DOSWELL, Va. — Boston Marathon bombing suspect Tamerlan Tsarnaev has been buried in a cemetery in central Virginia, infuriating some members of the area’s Islamic community who say they weren’t consulted and flooring at least one neighbor who said she didn’t even know she lived near a burial ground.
The secret interment this week at a small Islamic cemetery ended a frustrating search for a community willing to take the body, which had been kept at a funeral parlor in Worcester as cemeteries in Massachusetts and several other states refused to accept the remains.
Tsarnaev, 26, was killed April 19 in a getaway attempt after a gun battle with police. His younger brother, Dzhokhar, was captured later and remains in custody. They are accused of setting off two shrapnel-packed pressure-cooker bombs April 15 near the marathon finish line, an attack that killed three people and injured more than 260.
Their uncle, Ruslan Tsarni of Montgomery Village, Md., took responsibility for the body after Tamerlan’s wife, Katherine Russell, said she wanted it released to her in-laws. He said his nephew was buried in a cemetery in Doswell with the help of a faith coalition.

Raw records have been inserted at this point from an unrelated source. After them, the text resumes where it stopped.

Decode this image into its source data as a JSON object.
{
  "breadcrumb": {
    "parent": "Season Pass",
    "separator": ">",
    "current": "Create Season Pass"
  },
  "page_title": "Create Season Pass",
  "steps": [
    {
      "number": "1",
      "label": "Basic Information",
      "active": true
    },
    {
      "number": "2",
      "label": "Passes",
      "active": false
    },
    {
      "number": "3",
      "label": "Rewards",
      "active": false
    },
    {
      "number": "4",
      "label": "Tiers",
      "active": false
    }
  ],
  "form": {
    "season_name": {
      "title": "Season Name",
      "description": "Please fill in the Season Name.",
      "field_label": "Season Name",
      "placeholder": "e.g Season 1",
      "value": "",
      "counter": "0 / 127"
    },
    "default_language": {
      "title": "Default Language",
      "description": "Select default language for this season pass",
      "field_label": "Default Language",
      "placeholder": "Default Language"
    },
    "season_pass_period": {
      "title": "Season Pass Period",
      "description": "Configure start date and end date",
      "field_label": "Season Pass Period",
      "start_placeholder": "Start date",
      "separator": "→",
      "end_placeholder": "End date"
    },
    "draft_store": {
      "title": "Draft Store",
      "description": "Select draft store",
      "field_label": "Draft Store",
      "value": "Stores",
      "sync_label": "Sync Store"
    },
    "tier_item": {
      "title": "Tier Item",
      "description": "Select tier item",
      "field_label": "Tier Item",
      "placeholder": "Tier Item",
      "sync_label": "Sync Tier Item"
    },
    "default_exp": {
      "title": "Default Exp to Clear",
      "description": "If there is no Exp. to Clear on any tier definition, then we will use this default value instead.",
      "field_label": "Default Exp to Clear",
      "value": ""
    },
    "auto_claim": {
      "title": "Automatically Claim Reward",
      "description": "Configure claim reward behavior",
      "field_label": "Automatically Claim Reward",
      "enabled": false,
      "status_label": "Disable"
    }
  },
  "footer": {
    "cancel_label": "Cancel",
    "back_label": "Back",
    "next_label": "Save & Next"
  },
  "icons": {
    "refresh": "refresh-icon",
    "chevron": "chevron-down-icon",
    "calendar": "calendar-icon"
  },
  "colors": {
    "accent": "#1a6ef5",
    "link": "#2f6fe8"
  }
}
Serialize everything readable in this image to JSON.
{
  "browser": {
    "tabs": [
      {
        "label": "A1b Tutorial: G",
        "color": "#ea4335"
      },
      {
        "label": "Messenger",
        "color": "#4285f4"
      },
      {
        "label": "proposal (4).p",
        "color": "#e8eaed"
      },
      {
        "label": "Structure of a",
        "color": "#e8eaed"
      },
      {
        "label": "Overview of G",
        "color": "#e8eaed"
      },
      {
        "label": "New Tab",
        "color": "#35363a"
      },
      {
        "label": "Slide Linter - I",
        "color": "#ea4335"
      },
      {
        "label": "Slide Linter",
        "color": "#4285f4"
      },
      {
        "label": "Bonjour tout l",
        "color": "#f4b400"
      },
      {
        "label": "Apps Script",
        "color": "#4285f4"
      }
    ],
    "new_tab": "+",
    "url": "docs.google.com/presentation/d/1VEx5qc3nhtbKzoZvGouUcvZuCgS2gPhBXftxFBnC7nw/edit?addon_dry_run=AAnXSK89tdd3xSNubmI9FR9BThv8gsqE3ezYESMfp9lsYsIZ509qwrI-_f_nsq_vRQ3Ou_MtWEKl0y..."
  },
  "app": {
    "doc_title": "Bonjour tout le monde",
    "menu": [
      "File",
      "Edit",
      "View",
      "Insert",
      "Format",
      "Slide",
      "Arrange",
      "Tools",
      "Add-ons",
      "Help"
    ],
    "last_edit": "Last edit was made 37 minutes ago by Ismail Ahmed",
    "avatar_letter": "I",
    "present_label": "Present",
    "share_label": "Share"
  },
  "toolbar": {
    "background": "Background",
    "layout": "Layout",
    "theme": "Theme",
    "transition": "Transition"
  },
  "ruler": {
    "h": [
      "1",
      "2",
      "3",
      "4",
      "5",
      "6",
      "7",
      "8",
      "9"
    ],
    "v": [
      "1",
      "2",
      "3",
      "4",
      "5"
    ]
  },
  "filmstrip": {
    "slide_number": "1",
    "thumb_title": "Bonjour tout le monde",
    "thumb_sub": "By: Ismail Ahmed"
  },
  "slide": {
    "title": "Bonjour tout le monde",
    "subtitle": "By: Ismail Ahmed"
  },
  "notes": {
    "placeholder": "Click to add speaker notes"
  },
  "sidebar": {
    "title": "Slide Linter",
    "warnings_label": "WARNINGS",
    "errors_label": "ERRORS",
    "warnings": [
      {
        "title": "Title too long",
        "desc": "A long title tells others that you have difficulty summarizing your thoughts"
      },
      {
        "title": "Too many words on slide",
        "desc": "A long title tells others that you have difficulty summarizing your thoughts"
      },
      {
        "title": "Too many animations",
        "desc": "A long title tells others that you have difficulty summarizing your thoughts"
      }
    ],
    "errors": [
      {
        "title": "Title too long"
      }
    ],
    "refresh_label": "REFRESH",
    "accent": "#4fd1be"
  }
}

“The body’s buried,” said the uncle. “That’s it.”
Tsarni has denounced the acts his nephews are accused of committing and has said they brought shame to the family and the entire Chechen community.
Dozens of communities approached about hosting a gravesite had refused, many with concerns about gravesite vandalism and backlash from the public. With costs to protect the funeral home mounting, Worcester police earlier appealed for help finding a place to bury Tsarnaev.
They had announced Thursday that “as a result of our public appeal for help, a courageous and compassionate individual came forward to provide the assistance needed to properly bury the deceased.”
Martha Mullen, of Richmond, Va., told The Associated Press in a brief telephone interview that she offered to help after seeing news reports about towns and cemeteries refusing to allow burial. She said she is not the only person who helped with arrangements.
“It was an interfaith effort,” she said. “Basically because Jesus says love your enemies.”
The cemetery is hidden among the rural woods and hills of Caroline County, about 30 miles north of Richmond, and contains only 47 graves in all. All were covered with reddish-brown mulch except for two that appeared newly dug, neither with any kind of marking and one of them presumably Tsarnaev’s.
It was not immediately clear who owned the cemetery in Doswell. The Virginia Cemetery Board, a government agency, regulates only for-profit cemeteries. Cemeteries owned by churches and government entities are not required to have a state-issued license.
Imam Ammar Amonette, of the Islamic Center of Virginia, said that his group was never consulted and that Mullen reached out to a separate group, the Islamic Society of Greater Richmond.
“The whole Muslim community here is furious. Frankly, we are furious that we were never given any information. It was all done secretly behind our backs,” Amonette said, adding that it “makes no sense whatsoever” that Tsarnaev’s body was buried in Virginia.
“Now everybody who’s buried in that cemetery, their loved ones are going to have to go to that place,” he said.
The Islamic Society of Greater Richmond didn’t immediately respond to an email seeking confirmation that it was involved in the burial.
Local officials asked Attorney General Ken Cuccinelli to look into whether any laws were broken in carrying out the hushed burial. If not, there’s likely nothing they can do.
“If there were, I think we’d try to undo what’s been done,” said Floyd Thomas, chairman of Caroline County’s board of supervisors.
Peter Stefan, the director of the Worcester funeral home where Tsarnaev’s body was held, said the body was moved out of his home Wednesday evening in a nondescript van to keep the transport to Virginia secret. He said it’s unfortunate that the Virginia locality wasn’t notified of the burial plans.
“What I really didn’t care much for was the fact that the city or town wasn’t notified.” he said. He added, “Once the family takes over, it’s their responsibility. But there’s a moral issue here.”
He acknowledged that the Virginia locality might have said “no.” He had called scores of towns in nearly every state trying to get one to accept Tsarnaev’s body.
“Nobody in the entire country wanted this guy,” he said. “Absolutely nobody.”